The Princes of Persuasion

By Ithai Benjamin and Rebeca Raney; Directed by Ithai Benjamin

Ithai Benjamin, Destiny and Domingo. This picture isn't from the FringeNYC production, but you get the idea.

BOTTOM LINE: One human and four puppets in a variety hour of sorts, singing songs, showing slides, bantering, and doing other bizarrely entertaining and slightly dirty things.

I almost don't know that I have the words to explain The Princes of Persuasion. It's weird. Really, really weird. But I don't mean that in a bad way. Because I was totally entertained. But this show is unlike anything I've seen before.

Creator Ithai Benjamin is a musician, and he has a repertoire of silly and sweet songs that sound like they could be for kids but aren't really juvenile. In this show, he performs these songs with four puppets as his band mates. The band is known as The Princes of Persuasion, and they bring a sort of variety hour that feels like The Muppet Show meets Flight of the Concords. There is also a bit of an Avenue Q vibe, but only in the sense that the puppets say dirty things.

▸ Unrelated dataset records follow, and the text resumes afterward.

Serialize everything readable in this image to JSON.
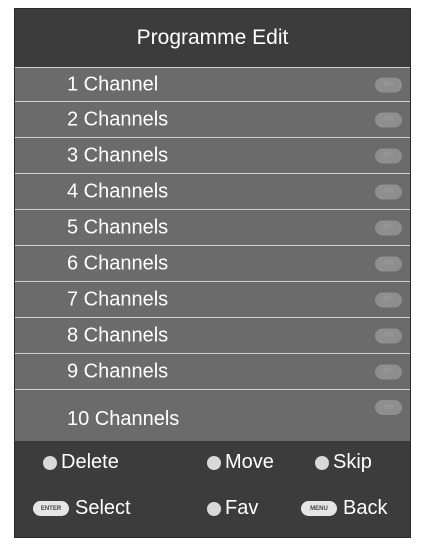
{
  "title": "Programme Edit",
  "channels": [
    {
      "label": "1 Channel"
    },
    {
      "label": "2 Channels"
    },
    {
      "label": "3 Channels"
    },
    {
      "label": "4 Channels"
    },
    {
      "label": "5 Channels"
    },
    {
      "label": "6 Channels"
    },
    {
      "label": "7 Channels"
    },
    {
      "label": "8 Channels"
    },
    {
      "label": "9 Channels"
    },
    {
      "label": "10 Channels"
    }
  ],
  "channel_type_badge": "DTV",
  "footer": {
    "delete": {
      "label": "Delete",
      "icon": "dot-icon"
    },
    "move": {
      "label": "Move",
      "icon": "dot-icon"
    },
    "skip": {
      "label": "Skip",
      "icon": "dot-icon"
    },
    "select": {
      "label": "Select",
      "key": "ENTER"
    },
    "fav": {
      "label": "Fav",
      "icon": "dot-icon"
    },
    "back": {
      "label": "Back",
      "key": "MENU"
    }
  },
  "colors": {
    "background": "#3c3c3c",
    "row": "#6b6b6b",
    "text": "#ffffff",
    "button_dot": "#d9d9d9"
  }
}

Although Benjamin's music and lines are delivered live, the rest of the music (presumably a synthesizer) and the voices of the puppets are pre-recorded. The timing is spot-on, so the show runs smoothly and Benjamin converses with the puppets as if they were having a back and forth conversation. It's easy to forget that they are actually puppets - except for the fact that their design is creepily adorable and their movements are creepily animatronic. (The puppet design itself is really incredible.)

The songs are strung together loosely with the interim banter conveniently leading the conversation to a song of a similar topic. In this way, The Princes of Persuasion doesn't really have a plot - don't go in expecting a traditional play or musical. The five band members introduce themselves (accompanying Benjamin is Lil' Bo-tique, Domingo Santa Fanus, Linda the Ballerina, and Destiny Mazursky, the frontwoman). Then they engage the audience in a concert interspersed with slide shows, sing-alongs and chit-chat. There is a loose theme involving romance (this show is actually called The Princes of Persuasion: Recipes for Romance). The show's description refers to it this way: "Pop songs, sing alongs, vegetable casseroles and animal assholes: It’s a Recipe for Romance!"

If you are inclined toward silly, eccentric theatre, check out The Princes of Persuasion. It is definitely weird, but its generous, good-natured spirit is enough to charm anyone. Its hard to resist puppets making fart jokes.

(The Princes of Persuasion plays at the Dorothy B. Williams Theatre at HERE Arts Center, 145 Avenue of the Americas between Dominick and Spring Streets, through August 26th. Remaining performances are Thursday 8/19 at 7pm, Sunday 8/22 at 1:30pm, Wednesday 8/25 at 6pm and Thursday 8/26 at 8:30pm. Tickets are $15 in advance, $18 at the door, and are available at, by calling 866.468.7619, or in person at FringeCENTRAL, located at 1 East 8th Street at 5th Avenue. There is NO LATE SEATING for Fringe NYC shows.)